A key tenant of weight loss is to count every calorie consumed. While the task sounds easy, documenting all calories becomes a difficult task when dining at a restaurant, snacking on the go, or even when sitting down for a meal at home.
The technique requires consistency and accuracy, and when it fails, it’s usually because people don’t have the time or the means to find and record all the information they need.
Now, researchers from Massachusetts Institute of Technology (MIT) have developed an app that allows people to log in the food and drinks they consumed using a speech controlled system.
The concept surfaced a few years ago when a team of nutritionists from Tufts University approached MIT researchers with the idea of a spoken-language application that would make meal logging easier.
This week, at the International Conference on Acoustics, Speech, and Signal Processing in Shanghai, the MIT researchers are presenting their Web-based prototype of a speech-controlled nutrition-logging system.
With it, the user verbally describes the contents of a meal, and the system parses the description and automatically retrieves the pertinent nutritional data from an online database maintained by the U.S. Department of Agriculture (USDA).
The data is displayed together with images of the corresponding foods and pull-down menus that allow the user to refine their descriptions — selecting, for instance, precise quantities of food. But those refinements can also be made verbally.
A user who begins by saying, “For breakfast, I had a bowl of oatmeal, bananas, and a glass of orange juice” can then make the amendment, “I had half a banana,” and the system will update the data it displays about bananas while leaving the rest unchanged.
“What [the Tufts nutritionists] have experienced is that the apps that were out there to help people try to log meals tended to be a little tedious, and therefore people didn’t keep up with them,” says James Glass, a senior researcher.
“So they were looking for ways that were accurate and easy to input information.”
The first author on the new paper is Mandy Korpusik, an MIT graduate student in electrical engineering and computer science. She’s joined by Glass, who’s her thesis advisor; her fellow graduate student Michael Price; and by Calvin Huang, an undergraduate researcher in Glass’s group.
In the paper, the researchers report the results of experiments with a speech-recognition system that they developed specifically to handle food-related terminology.
However, that wasn’t the main focus of their work as the online demo of their meal-logging system instead uses Google’s free speech-recognition app.
Their research concentrated on two other problems. One is identifying words’ functional role: The system needs to recognize that if the user records the phrase “bowl of oatmeal,” nutritional information on oatmeal is pertinent, but if the phrase is “oatmeal cookie,” it’s not.

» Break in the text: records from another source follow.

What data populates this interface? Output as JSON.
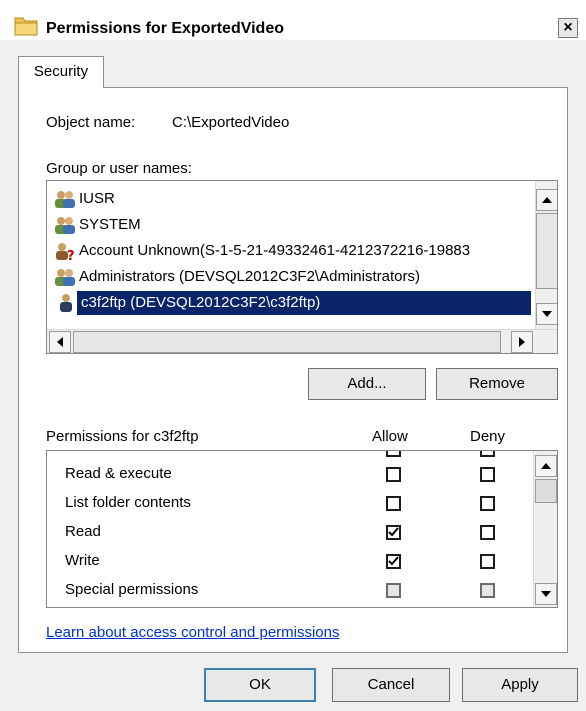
{
  "window": {
    "title": "Permissions for ExportedVideo",
    "close_glyph": "×"
  },
  "tabs": [
    {
      "label": "Security",
      "active": true
    }
  ],
  "object": {
    "label": "Object name:",
    "value": "C:\\ExportedVideo"
  },
  "group": {
    "label": "Group or user names:",
    "items": [
      {
        "name": "IUSR",
        "icon": "users-icon"
      },
      {
        "name": "SYSTEM",
        "icon": "users-icon"
      },
      {
        "name": "Account Unknown(S-1-5-21-49332461-4212372216-19883",
        "icon": "unknown-user-icon"
      },
      {
        "name": "Administrators (DEVSQL2012C3F2\\Administrators)",
        "icon": "users-icon"
      },
      {
        "name": "c3f2ftp (DEVSQL2012C3F2\\c3f2ftp)",
        "icon": "user-icon",
        "selected": true
      }
    ]
  },
  "buttons": {
    "add": "Add...",
    "remove": "Remove",
    "ok": "OK",
    "cancel": "Cancel",
    "apply": "Apply"
  },
  "permissions": {
    "label": "Permissions for c3f2ftp",
    "allow_header": "Allow",
    "deny_header": "Deny",
    "rows": [
      {
        "name": "Read & execute",
        "allow": false,
        "deny": false
      },
      {
        "name": "List folder contents",
        "allow": false,
        "deny": false
      },
      {
        "name": "Read",
        "allow": true,
        "deny": false
      },
      {
        "name": "Write",
        "allow": true,
        "deny": false
      },
      {
        "name": "Special permissions",
        "allow": false,
        "deny": false,
        "disabled": true
      }
    ]
  },
  "link": {
    "text": "Learn about access control and permissions"
  },
  "colors": {
    "selection": "#0a246a",
    "link": "#0033cc",
    "folder": "#f2c14e"
  }
}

The other problem is reconciling the user’s phrasing with the entries in the USDA database. For instance, the USDA data on oatmeal is recorded under the heading “oats”; the word “oatmeal” shows up nowhere in the entry.
To address the first problem, the researchers used machine learning.
Through the Amazon Mechanical Turk crowdsourcing platform, they recruited workers who simply described what they’d eaten at recent meals. They then labeled the pertinent words in the description as names of foods, quantities, brand names, or modifiers of the food names.
In “bowl of oatmeal,” “bowl” is a quantity and “oatmeal” is a food, but in “oatmeal cookie,” oatmeal is a modifier.
Once they had roughly 10,000 labeled meal descriptions, the researchers used machine-learning algorithms to find patterns in the syntactic relationships between words that would identify their functional roles.
Researchers then used an open-source database called Freebase to translate between users’ descriptions and the labels in the USDA database. The database itself, has entries on more than 8,000 common food items, many of which include synonyms.
Where synonyms were lacking, they again recruited Mechanical Turk workers to supply them.
The version of the system presented at the conference is intended chiefly to demonstrate the viability of its approach to natural-language processing. The system reports calorie counts but doesn’t yet total them automatically.
A version that does is in the works, however, and when it’s complete, the Tufts researchers plan to conduct a user study to determine whether it indeed makes nutrition logging easier.